We have made sure we have plenty of water and lamp oil in case the power goes off, and there’s plenty of food in the house. Thank goodness we have a gas cooktop; I don’t mind sitting around in the dark, but I draw the line at going hungry. I went out a bit ago, took down the flag and placed those hanging baskets on the ground. Fed the foxes, fish, and turtles, and I am heading up to bed in a few moments. It is 8:30 on Monday evening, and I’ll check in tomorrow. (Yeah, the computer thinks it’s Tuesday already, but don’t believe it.)

Stay safe and stay dry.

Slow Down!

2 Aug

You talk too fast!

Our rector, Fr. B., is a dear, dear man. Knowledgeable, witty, and generous. But he talks too dang fast. He speaks faster than I can listen. As a result, he often stumbles over words in the service, which drives me nuts.

“If you talk slower, you won’t make as many mistakes.”

“I am going slower!”

There are those of us who try to read at a normal pace, letting him race ahead, and saying our last few words well after he has ended, but it doesn’t always work. We feel as if we are shouting into the wind.

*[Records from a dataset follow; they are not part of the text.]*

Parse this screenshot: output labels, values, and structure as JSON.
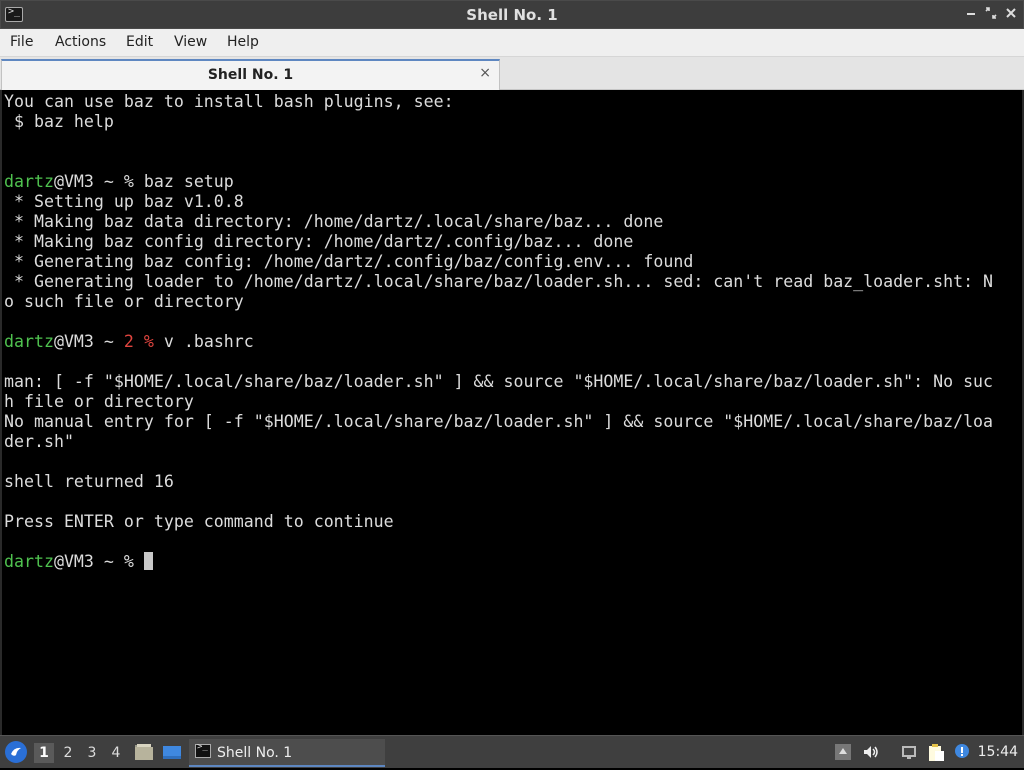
{
  "window": {
    "title": "Shell No. 1",
    "app_icon_glyph": ">_"
  },
  "menu": [
    "File",
    "Actions",
    "Edit",
    "View",
    "Help"
  ],
  "tab": {
    "label": "Shell No. 1",
    "close_glyph": "×"
  },
  "terminal": {
    "lines": [
      [
        {
          "t": "You can use baz to install bash plugins, see:",
          "c": ""
        }
      ],
      [
        {
          "t": " $ baz help",
          "c": ""
        }
      ],
      [],
      [],
      [
        {
          "t": "dartz",
          "c": "green"
        },
        {
          "t": "@VM3 ~ % baz setup",
          "c": ""
        }
      ],
      [
        {
          "t": " * Setting up baz v1.0.8",
          "c": ""
        }
      ],
      [
        {
          "t": " * Making baz data directory: /home/dartz/.local/share/baz... done",
          "c": ""
        }
      ],
      [
        {
          "t": " * Making baz config directory: /home/dartz/.config/baz... done",
          "c": ""
        }
      ],
      [
        {
          "t": " * Generating baz config: /home/dartz/.config/baz/config.env... found",
          "c": ""
        }
      ],
      [
        {
          "t": " * Generating loader to /home/dartz/.local/share/baz/loader.sh... sed: can't read baz_loader.sht: N",
          "c": ""
        }
      ],
      [
        {
          "t": "o such file or directory",
          "c": ""
        }
      ],
      [],
      [
        {
          "t": "dartz",
          "c": "green"
        },
        {
          "t": "@VM3 ~ ",
          "c": ""
        },
        {
          "t": "2 %",
          "c": "red"
        },
        {
          "t": " v .bashrc",
          "c": ""
        }
      ],
      [],
      [
        {
          "t": "man: [ -f \"$HOME/.local/share/baz/loader.sh\" ] && source \"$HOME/.local/share/baz/loader.sh\": No suc",
          "c": ""
        }
      ],
      [
        {
          "t": "h file or directory",
          "c": ""
        }
      ],
      [
        {
          "t": "No manual entry for [ -f \"$HOME/.local/share/baz/loader.sh\" ] && source \"$HOME/.local/share/baz/loa",
          "c": ""
        }
      ],
      [
        {
          "t": "der.sh\"",
          "c": ""
        }
      ],
      [],
      [
        {
          "t": "shell returned 16",
          "c": ""
        }
      ],
      [],
      [
        {
          "t": "Press ENTER or type command to continue",
          "c": ""
        }
      ],
      [],
      [
        {
          "t": "dartz",
          "c": "green"
        },
        {
          "t": "@VM3 ~ % ",
          "c": ""
        },
        {
          "t": "",
          "c": "cursor"
        }
      ]
    ]
  },
  "taskbar": {
    "workspaces": [
      "1",
      "2",
      "3",
      "4"
    ],
    "active_workspace": "1",
    "task_label": "Shell No. 1",
    "clock": "15:44",
    "accent": "#5e87c1"
  }
}
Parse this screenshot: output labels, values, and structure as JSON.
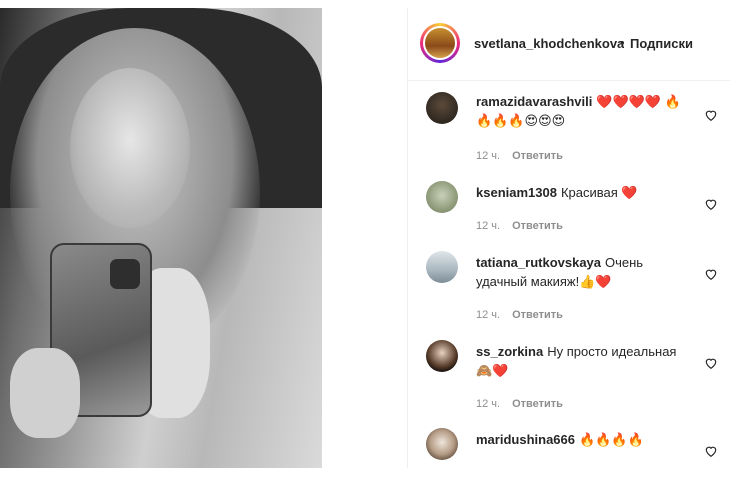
{
  "post": {
    "username": "svetlana_khodchenkova",
    "separator": "•",
    "follow_label": "Подписки"
  },
  "comments": [
    {
      "user": "ramazidavarashvili",
      "text": "❤️❤️❤️❤️ 🔥🔥🔥🔥😍😍😍",
      "time": "12 ч.",
      "reply": "Ответить"
    },
    {
      "user": "kseniam1308",
      "text": "Красивая ❤️",
      "time": "12 ч.",
      "reply": "Ответить"
    },
    {
      "user": "tatiana_rutkovskaya",
      "text": "Очень удачный макияж!👍❤️",
      "time": "12 ч.",
      "reply": "Ответить"
    },
    {
      "user": "ss_zorkina",
      "text": "Ну просто идеальная 🙈❤️",
      "time": "12 ч.",
      "reply": "Ответить"
    },
    {
      "user": "maridushina666",
      "text": "🔥🔥🔥🔥",
      "time": "",
      "reply": ""
    }
  ]
}
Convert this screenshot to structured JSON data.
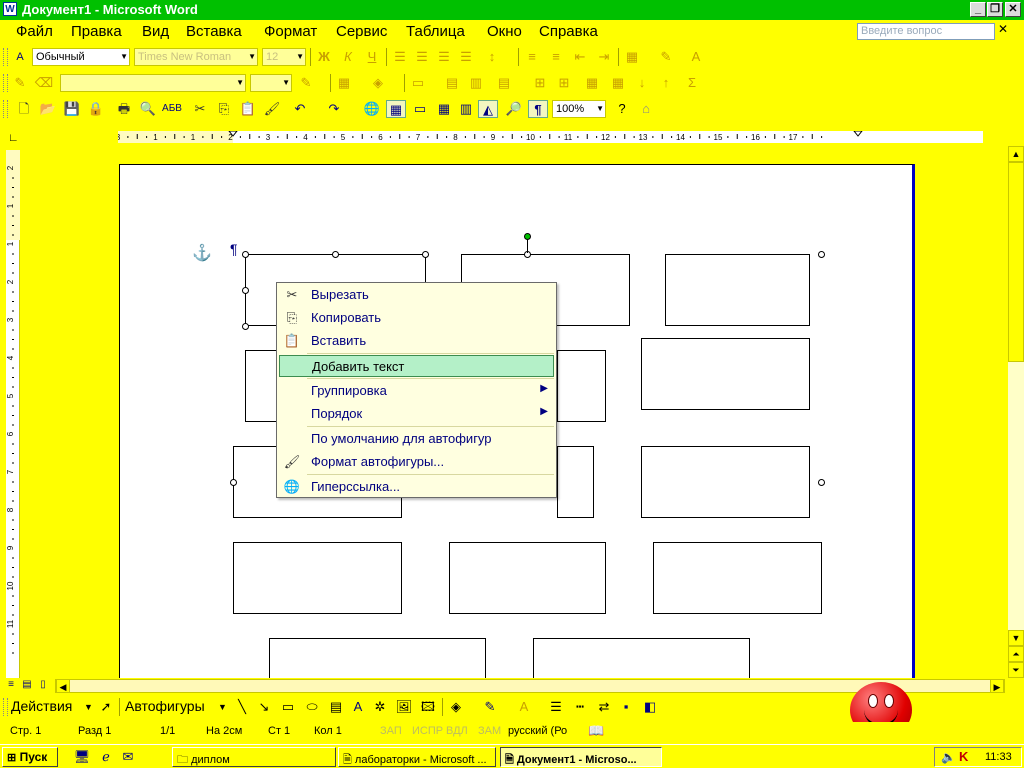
{
  "window": {
    "title": "Документ1 - Microsoft Word"
  },
  "menubar": {
    "items": [
      "Файл",
      "Правка",
      "Вид",
      "Вставка",
      "Формат",
      "Сервис",
      "Таблица",
      "Окно",
      "Справка"
    ],
    "help_placeholder": "Введите вопрос"
  },
  "formatting": {
    "style": "Обычный",
    "font": "Times New Roman",
    "size": "12"
  },
  "standard": {
    "zoom": "100%"
  },
  "ruler": {
    "top_numbers": [
      "3",
      "1",
      "1",
      "2",
      "3",
      "4",
      "5",
      "6",
      "7",
      "8",
      "9",
      "10",
      "11",
      "12",
      "13",
      "14",
      "15",
      "16",
      "17"
    ],
    "left_numbers": [
      "2",
      "1",
      "1",
      "2",
      "3",
      "4",
      "5",
      "6",
      "7",
      "8",
      "9",
      "10",
      "11"
    ]
  },
  "context_menu": {
    "items": [
      {
        "label": "Вырезать",
        "icon": "scissors-icon"
      },
      {
        "label": "Копировать",
        "icon": "copy-icon"
      },
      {
        "label": "Вставить",
        "icon": "paste-icon"
      },
      {
        "label": "Добавить текст",
        "icon": "",
        "highlighted": true
      },
      {
        "label": "Группировка",
        "icon": "",
        "submenu": true
      },
      {
        "label": "Порядок",
        "icon": "",
        "submenu": true
      },
      {
        "label": "По умолчанию для автофигур",
        "icon": ""
      },
      {
        "label": "Формат автофигуры...",
        "icon": "format-shape-icon"
      },
      {
        "label": "Гиперссылка...",
        "icon": "hyperlink-icon"
      }
    ]
  },
  "drawing": {
    "actions_label": "Действия",
    "autoshapes_label": "Автофигуры"
  },
  "status": {
    "page": "Стр. 1",
    "section": "Разд 1",
    "pages": "1/1",
    "at": "На 2см",
    "line": "Ст 1",
    "col": "Кол 1",
    "rec": "ЗАП",
    "trk": "ИСПР",
    "ext": "ВДЛ",
    "ovr": "ЗАМ",
    "language": "русский (Ро"
  },
  "taskbar": {
    "start": "Пуск",
    "tasks": [
      "диплом",
      "лабораторки - Microsoft ...",
      "Документ1 - Microso..."
    ],
    "clock": "11:33"
  },
  "colors": {
    "titlebar": "#00c000",
    "workspace": "#ffff00",
    "menu_highlight": "#b4f0c8"
  }
}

It’s a good thing we’re not Jewish. If a mistake is made during the service, whether by the rabbi, the cantor, or the reader, the service stops, and they have to start anew from the beginning. We’d be in church for a week at a time at that rate!

Well, Blow Me Down

31 Jul

A tremendous storm blew up while we were out last night. All of a sudden, the wind was so strong it grabbed the car doors and threatened to make them close the other way. Normally, when we know a bad storm is coming, one of us will take the hanging baskets off the shepherd’s crooks in the front yard, because I’ve been worried the pots would go flying.

When I went out to feed the critters this morning, I discovered the wind and the weight of the pots had actually bent the steel posts!

Sticky Morning

29 Jul

We saw something floating in the pond when we opened the shades this morning. At first I thought it was a duck, but there was absolutely no movement, so that was out, and the binoculars didn’t help to answer the question. I threw on my robe and The Squire got himself dressed and we went out to take a closer look.

A very dead snapping turtle. Yuck. I got the “Pond Rake” which has an extra six foot PVC pipe on the handle, handy to remove leaves, algae – and turtles from the middle of the water. Once I’d maneuvered the bloated carcass close to the bank, The Squire got the pitchfork and tossed the critter into the woods across the stream.

I discovered yesterday that my driver’s license had expired on my birthday, so I went online to renew it. No such luck; the notice informed me that because it was expired I had to go in person the the DMV. Lovely. I talked it over with my boss, and headed up to Bel Air this morning, to be there when the doors opened at 8:30. The photo on my current license is absolutely hideous, so I carefully set my hair and made up my face. I learned two things. One was that I needed an appointment, and then, just before I turned into that customer, the lady told me that all licenses are good until 30 days after Governor Hogan lifts the shutdown orders.


The rest of the day went quite smoothly, thank goodness! I had enough excitement before 10 AM to last me for a while.